Jacinto Benavente (12 August 1866 – 14 July 1954) was a prominent Spanish playwright and Nobel laureate in Literature.
Life and Career
He was born on 12 August 1866, in Madrid, Spain. From a young age, he displayed a natural talent for writing and a deep passion for the arts. His upbringing in a culturally vibrant environment laid the foundation for his future endeavors as a playwright and writer.
He attended the Instituto San Isidro in Madrid, where he developed a deep appreciation for classical literature and honed his writing skills. His passion for literature and drama continued to flourish during his time at the University of Madrid, where he studied law and philosophy.
Jacinto Benavente’s work is characterized by his insightful observations of Spanish society and his keen understanding of human nature. He wrote over 170 plays, which explored a wide range of themes, including social criticism, love, power, and the complexities of human relationships. His plays captivated audiences with their wit, sharp dialogue, and astute character portrayals.

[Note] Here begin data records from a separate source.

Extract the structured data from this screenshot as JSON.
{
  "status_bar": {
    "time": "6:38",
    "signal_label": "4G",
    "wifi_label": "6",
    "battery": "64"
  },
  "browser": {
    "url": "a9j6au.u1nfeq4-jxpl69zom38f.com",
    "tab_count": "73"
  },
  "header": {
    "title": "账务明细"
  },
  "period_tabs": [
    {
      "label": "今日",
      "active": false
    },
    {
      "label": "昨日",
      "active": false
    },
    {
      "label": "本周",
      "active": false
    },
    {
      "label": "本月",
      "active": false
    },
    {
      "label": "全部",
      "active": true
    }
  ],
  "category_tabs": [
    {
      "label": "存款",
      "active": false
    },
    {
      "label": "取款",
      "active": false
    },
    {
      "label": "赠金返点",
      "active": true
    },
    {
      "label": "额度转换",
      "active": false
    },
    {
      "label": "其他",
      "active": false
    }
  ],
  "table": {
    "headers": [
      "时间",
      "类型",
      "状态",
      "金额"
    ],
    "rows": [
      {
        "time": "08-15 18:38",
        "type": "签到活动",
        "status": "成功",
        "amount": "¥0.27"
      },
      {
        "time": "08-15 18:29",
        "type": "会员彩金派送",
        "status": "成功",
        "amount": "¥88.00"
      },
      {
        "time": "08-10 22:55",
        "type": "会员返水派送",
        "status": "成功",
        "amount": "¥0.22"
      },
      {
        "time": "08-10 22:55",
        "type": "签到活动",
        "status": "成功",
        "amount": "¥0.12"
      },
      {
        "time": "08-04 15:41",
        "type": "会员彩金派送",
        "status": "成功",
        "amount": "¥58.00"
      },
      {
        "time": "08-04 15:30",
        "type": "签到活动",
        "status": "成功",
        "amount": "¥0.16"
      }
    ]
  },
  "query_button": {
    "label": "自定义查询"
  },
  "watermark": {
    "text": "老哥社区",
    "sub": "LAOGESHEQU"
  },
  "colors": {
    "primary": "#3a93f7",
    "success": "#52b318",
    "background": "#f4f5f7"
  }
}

One of his most renowned works is “Los intereses creados” (“The Bonds of Interest”), a comedic masterpiece that satirizes social hypocrisy and the pursuit of personal gain. This play, along with many others, solidified Benavente’s reputation as a leading figure in Spanish theater.
Benavente continued to evolve as an artist. He explored new styles and themes, delving into psychological dramas and experimenting with different narrative structures. His later works reflected a deeper introspection and a more nuanced exploration of human emotions and motivations.
Jacinto Benavente passed away on 14 July 1954, leaving behind a legacy of artistic brilliance.
Award and Legacy
In 1922, Jacinto Benavente was awarded the Nobel Prize in Literature for his contributions to Spanish drama.
His legacy is imprinted in the annals of Spanish literature. His plays have not only entertained audiences but also shed light on the social and cultural realities of his time. He influenced subsequent generations of playwrights, and his works continue to be performed and studied in theaters and classrooms around the world.
Benavente’s impact on Spanish literature extends beyond his own writings. His dedication to artistic excellence and his commitment to exploring the human condition have inspired countless writers and artists. His legacy serves as a testament to the power of storytelling and the enduring value of theater as a reflection of society.